Data for the task
_ _ _ _ _ _ _

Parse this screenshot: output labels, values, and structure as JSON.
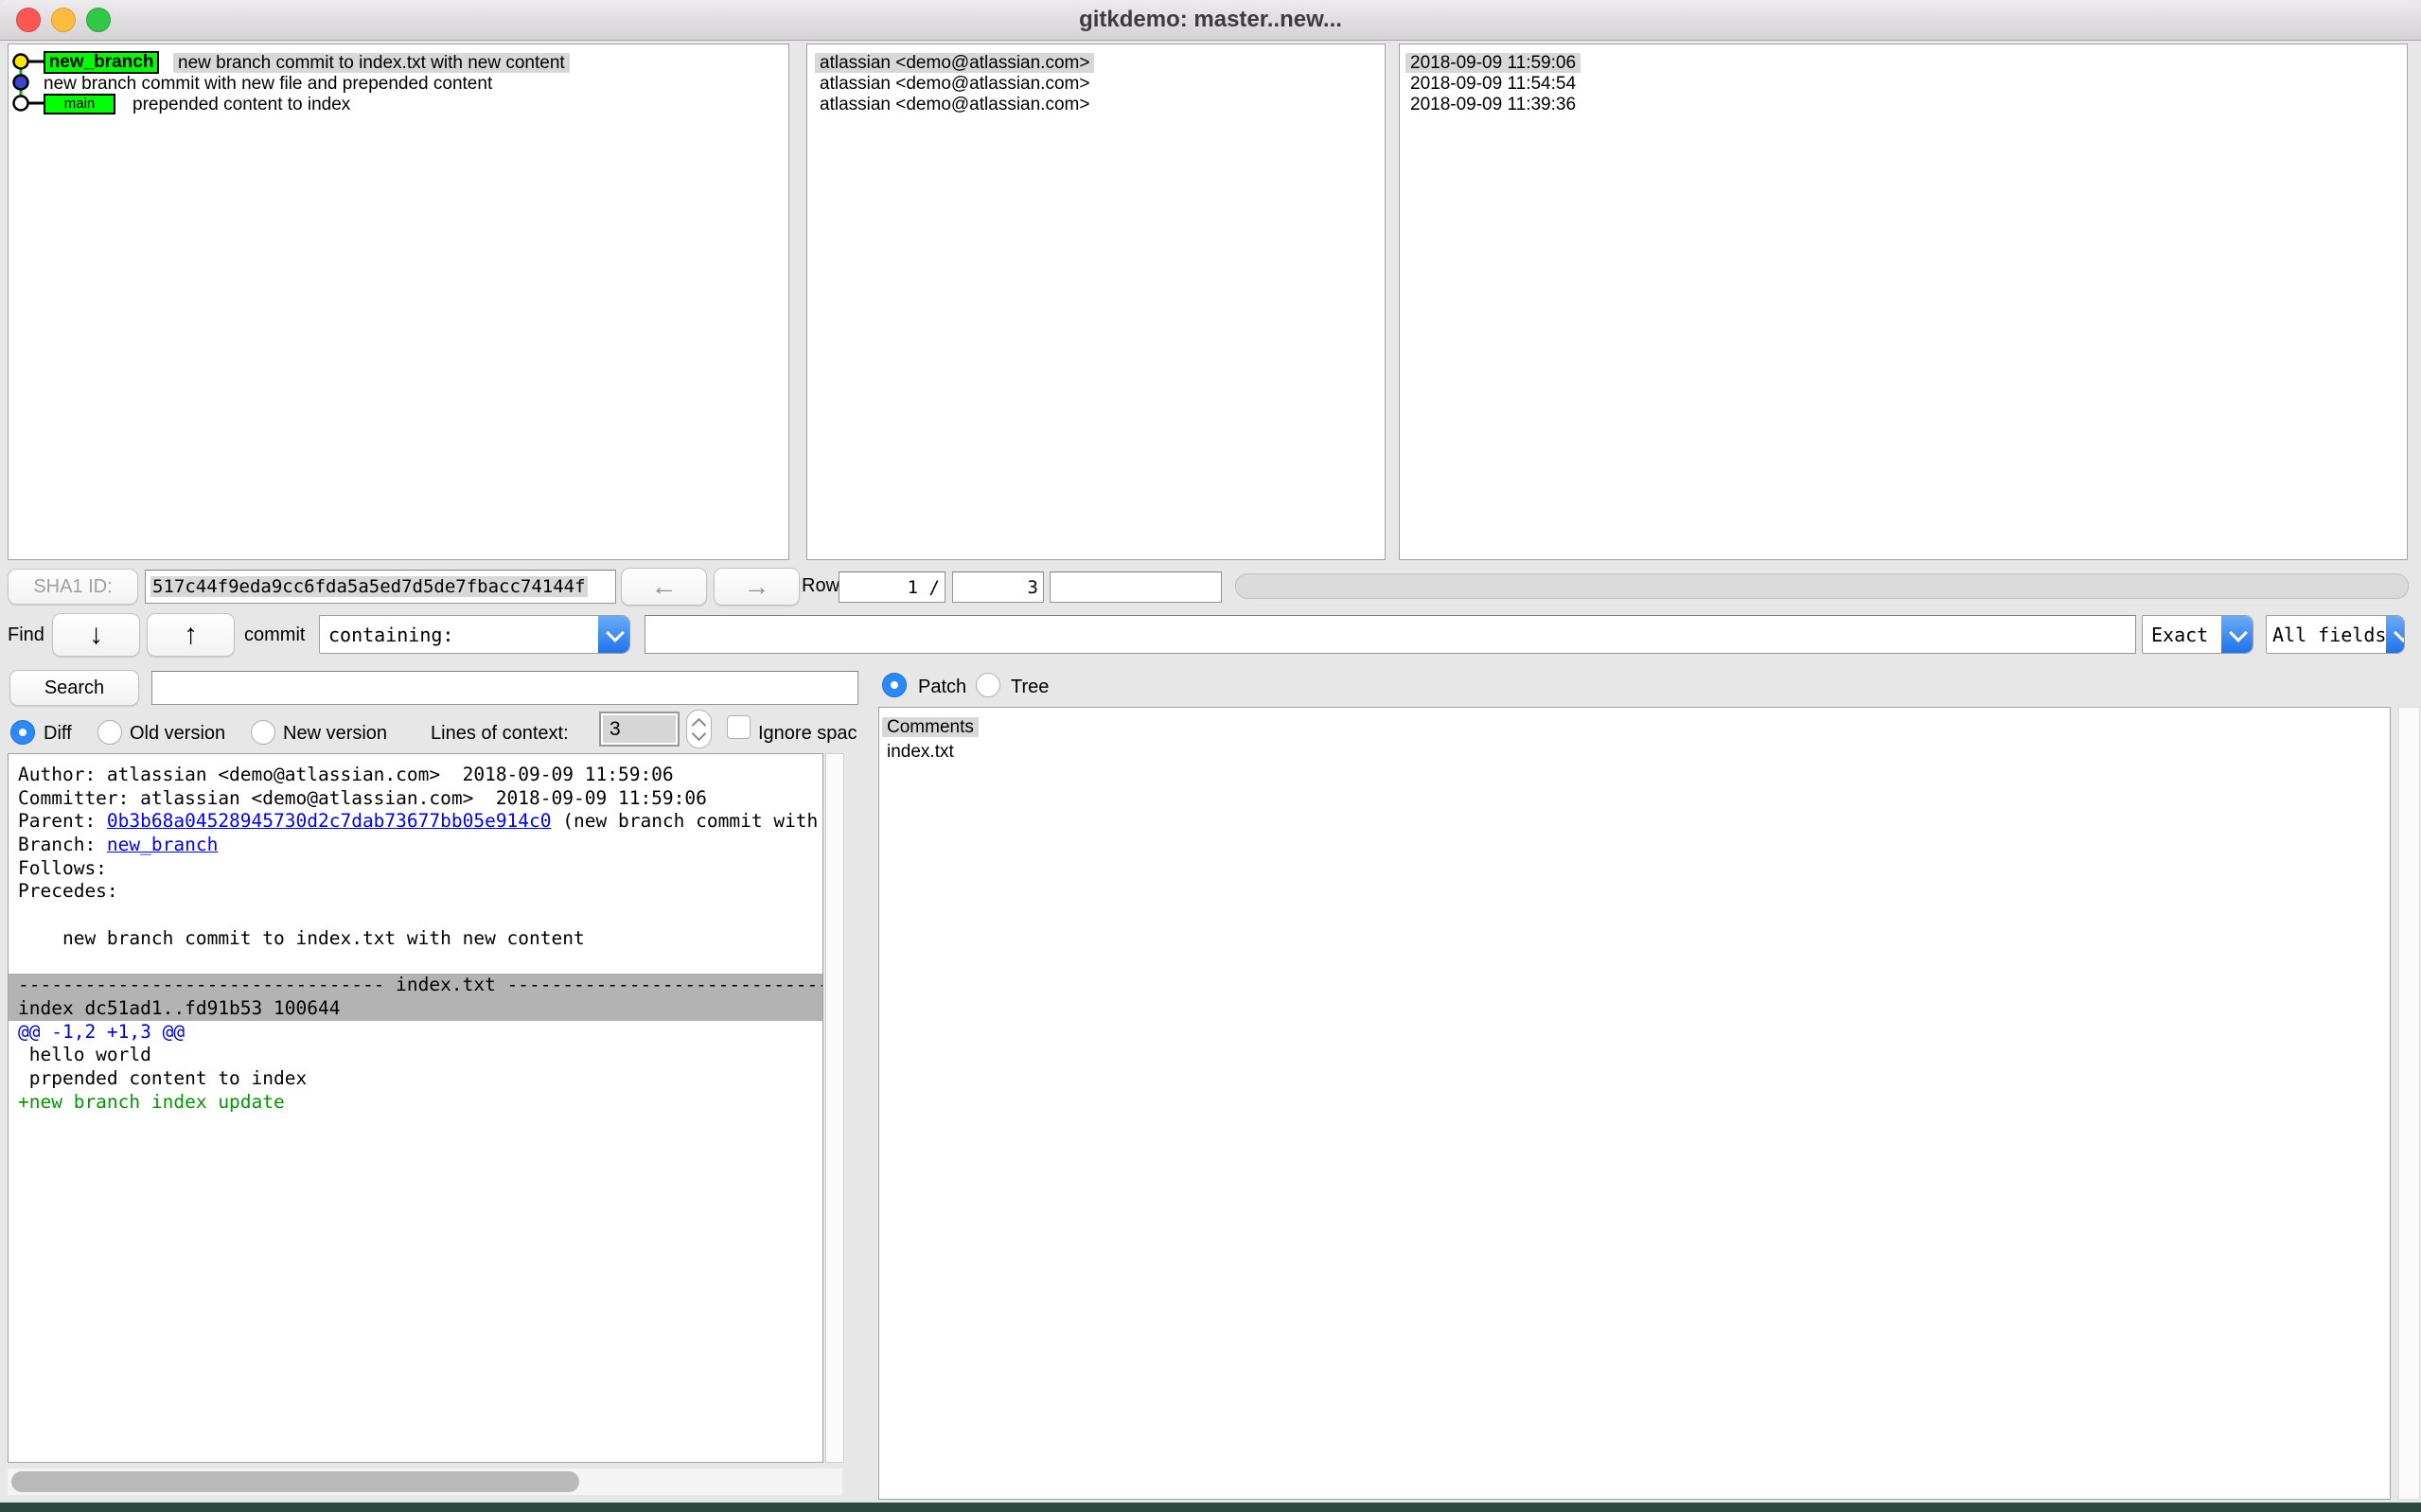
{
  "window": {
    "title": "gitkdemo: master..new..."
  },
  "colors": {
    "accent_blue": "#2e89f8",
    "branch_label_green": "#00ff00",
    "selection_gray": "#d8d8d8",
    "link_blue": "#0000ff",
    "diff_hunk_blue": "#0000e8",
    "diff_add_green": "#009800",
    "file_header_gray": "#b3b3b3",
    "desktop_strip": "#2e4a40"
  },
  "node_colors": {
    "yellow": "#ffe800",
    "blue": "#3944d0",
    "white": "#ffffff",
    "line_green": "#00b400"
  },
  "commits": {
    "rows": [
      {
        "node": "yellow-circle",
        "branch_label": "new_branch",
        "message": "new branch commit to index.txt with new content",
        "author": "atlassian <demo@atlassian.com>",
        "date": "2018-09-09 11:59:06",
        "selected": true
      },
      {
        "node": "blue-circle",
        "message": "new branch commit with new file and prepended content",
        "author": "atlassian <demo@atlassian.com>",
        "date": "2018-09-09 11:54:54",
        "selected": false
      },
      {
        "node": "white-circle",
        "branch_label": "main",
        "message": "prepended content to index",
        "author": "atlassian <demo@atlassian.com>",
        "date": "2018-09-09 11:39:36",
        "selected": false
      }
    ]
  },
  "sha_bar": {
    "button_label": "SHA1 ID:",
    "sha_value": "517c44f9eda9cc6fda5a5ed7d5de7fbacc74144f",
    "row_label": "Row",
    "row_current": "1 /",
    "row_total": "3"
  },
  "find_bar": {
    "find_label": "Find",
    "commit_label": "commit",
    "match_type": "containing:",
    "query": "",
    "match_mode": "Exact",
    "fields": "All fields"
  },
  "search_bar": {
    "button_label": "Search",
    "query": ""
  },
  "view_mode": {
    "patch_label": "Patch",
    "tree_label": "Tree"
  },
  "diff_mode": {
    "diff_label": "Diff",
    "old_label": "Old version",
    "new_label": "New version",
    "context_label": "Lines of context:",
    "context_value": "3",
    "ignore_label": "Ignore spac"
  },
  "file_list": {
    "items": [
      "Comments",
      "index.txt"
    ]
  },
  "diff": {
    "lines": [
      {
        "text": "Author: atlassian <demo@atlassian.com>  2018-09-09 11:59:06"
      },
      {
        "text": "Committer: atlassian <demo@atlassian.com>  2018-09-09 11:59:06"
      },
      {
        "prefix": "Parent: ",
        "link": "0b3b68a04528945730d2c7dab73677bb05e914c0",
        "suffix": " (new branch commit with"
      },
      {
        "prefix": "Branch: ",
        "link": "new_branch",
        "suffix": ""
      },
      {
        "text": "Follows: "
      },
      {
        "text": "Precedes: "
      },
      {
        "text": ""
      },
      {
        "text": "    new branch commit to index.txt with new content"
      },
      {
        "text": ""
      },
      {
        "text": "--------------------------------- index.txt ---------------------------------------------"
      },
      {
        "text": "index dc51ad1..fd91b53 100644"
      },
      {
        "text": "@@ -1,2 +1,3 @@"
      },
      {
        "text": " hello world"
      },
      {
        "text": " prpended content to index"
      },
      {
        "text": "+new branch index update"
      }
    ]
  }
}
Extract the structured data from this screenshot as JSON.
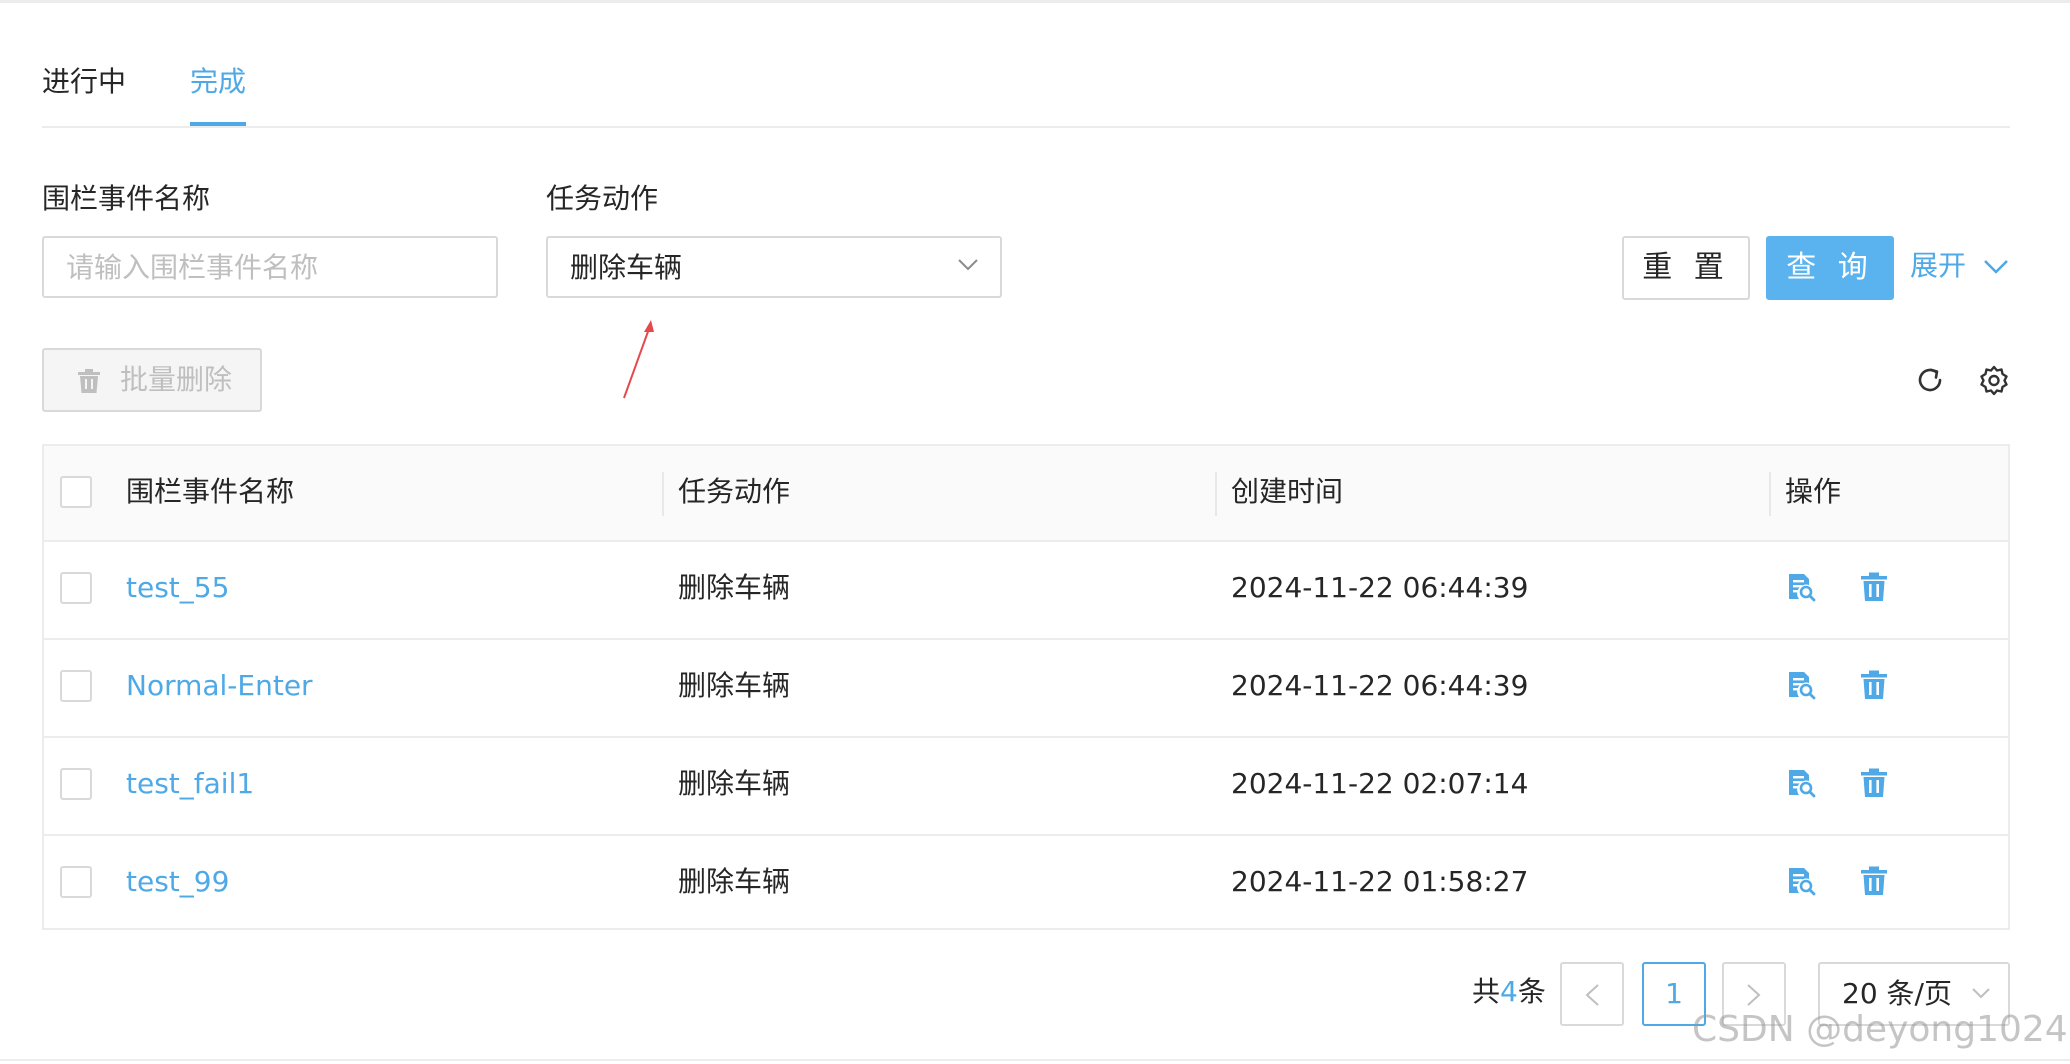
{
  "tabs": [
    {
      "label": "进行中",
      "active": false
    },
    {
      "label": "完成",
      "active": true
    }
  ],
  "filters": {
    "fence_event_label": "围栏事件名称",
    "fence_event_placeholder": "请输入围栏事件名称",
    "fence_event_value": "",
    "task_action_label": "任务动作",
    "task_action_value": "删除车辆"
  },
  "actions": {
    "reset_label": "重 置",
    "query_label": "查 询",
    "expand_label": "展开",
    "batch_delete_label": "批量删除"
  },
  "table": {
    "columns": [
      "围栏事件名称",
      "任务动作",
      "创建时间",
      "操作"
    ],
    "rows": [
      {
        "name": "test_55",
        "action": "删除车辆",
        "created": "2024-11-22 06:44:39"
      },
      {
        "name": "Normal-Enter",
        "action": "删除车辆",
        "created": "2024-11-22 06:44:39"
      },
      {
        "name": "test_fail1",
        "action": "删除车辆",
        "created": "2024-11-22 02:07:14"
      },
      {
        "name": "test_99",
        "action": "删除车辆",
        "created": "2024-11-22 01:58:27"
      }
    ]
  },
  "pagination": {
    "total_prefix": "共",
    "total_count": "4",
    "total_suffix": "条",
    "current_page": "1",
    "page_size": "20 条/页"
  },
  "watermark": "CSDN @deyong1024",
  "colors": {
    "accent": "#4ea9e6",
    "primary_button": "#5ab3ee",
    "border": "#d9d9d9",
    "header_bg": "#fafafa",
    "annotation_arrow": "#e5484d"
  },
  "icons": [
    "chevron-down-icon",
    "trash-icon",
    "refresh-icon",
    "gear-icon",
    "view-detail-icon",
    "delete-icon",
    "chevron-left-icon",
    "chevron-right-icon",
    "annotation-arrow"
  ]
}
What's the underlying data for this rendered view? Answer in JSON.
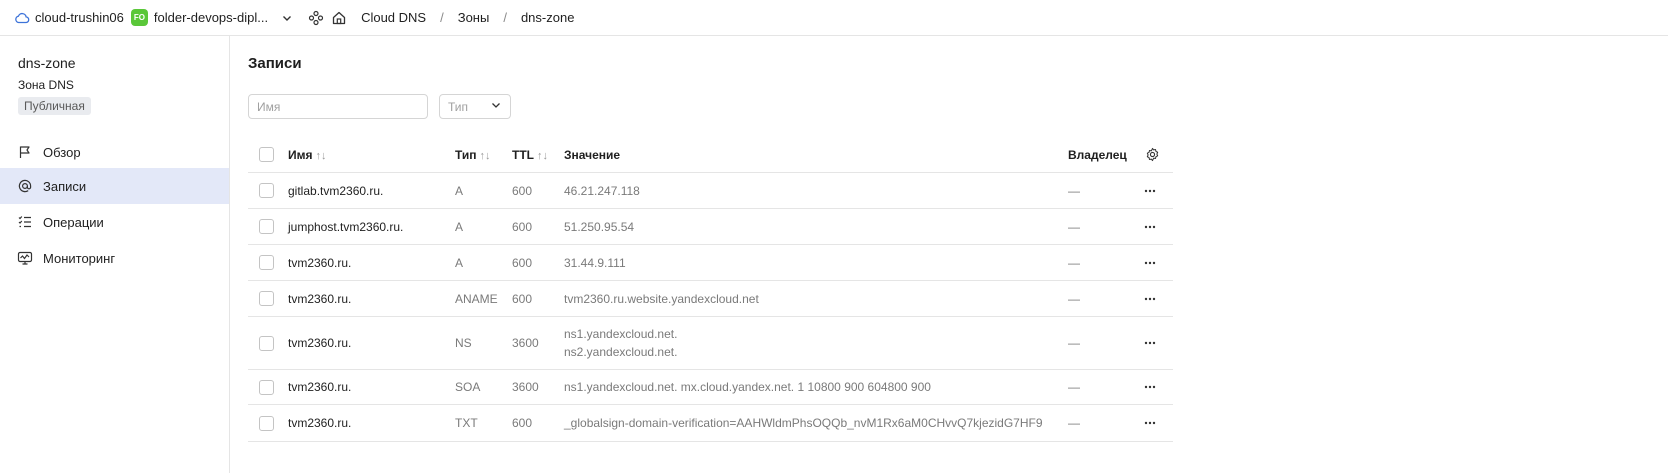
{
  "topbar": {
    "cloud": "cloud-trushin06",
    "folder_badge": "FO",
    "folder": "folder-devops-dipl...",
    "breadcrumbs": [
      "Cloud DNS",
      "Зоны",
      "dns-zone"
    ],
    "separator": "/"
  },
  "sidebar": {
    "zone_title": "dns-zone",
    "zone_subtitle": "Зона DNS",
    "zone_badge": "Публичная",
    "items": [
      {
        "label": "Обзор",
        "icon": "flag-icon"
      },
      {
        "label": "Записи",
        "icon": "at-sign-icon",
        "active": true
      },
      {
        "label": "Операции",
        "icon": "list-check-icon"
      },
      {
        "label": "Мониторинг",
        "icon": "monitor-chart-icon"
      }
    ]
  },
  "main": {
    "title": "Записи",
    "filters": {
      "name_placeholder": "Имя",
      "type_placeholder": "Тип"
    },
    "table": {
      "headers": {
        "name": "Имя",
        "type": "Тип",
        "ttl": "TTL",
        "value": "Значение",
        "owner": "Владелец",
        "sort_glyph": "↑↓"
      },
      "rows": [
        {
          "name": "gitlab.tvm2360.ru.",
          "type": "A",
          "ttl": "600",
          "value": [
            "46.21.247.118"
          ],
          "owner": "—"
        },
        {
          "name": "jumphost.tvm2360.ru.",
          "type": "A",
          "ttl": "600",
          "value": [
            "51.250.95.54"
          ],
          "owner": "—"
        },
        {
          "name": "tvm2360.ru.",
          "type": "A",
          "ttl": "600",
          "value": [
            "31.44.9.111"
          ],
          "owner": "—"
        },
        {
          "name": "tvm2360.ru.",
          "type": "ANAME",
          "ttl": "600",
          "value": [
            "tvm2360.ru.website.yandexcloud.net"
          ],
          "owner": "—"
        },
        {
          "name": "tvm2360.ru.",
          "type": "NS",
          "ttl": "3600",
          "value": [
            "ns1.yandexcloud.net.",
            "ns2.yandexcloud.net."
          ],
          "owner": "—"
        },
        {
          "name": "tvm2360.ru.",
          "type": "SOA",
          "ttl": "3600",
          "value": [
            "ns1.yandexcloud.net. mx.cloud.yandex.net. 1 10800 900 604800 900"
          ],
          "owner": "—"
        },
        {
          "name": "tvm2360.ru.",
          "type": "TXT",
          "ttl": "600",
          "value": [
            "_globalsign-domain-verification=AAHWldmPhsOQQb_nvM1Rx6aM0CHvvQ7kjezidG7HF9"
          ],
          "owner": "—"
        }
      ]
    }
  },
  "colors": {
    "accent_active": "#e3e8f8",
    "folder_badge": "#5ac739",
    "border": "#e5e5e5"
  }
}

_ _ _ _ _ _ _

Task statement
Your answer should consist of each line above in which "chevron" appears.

Task solution
    "chevron-down-icon",
    "chevron-left-icon",
    "chevron-right-icon",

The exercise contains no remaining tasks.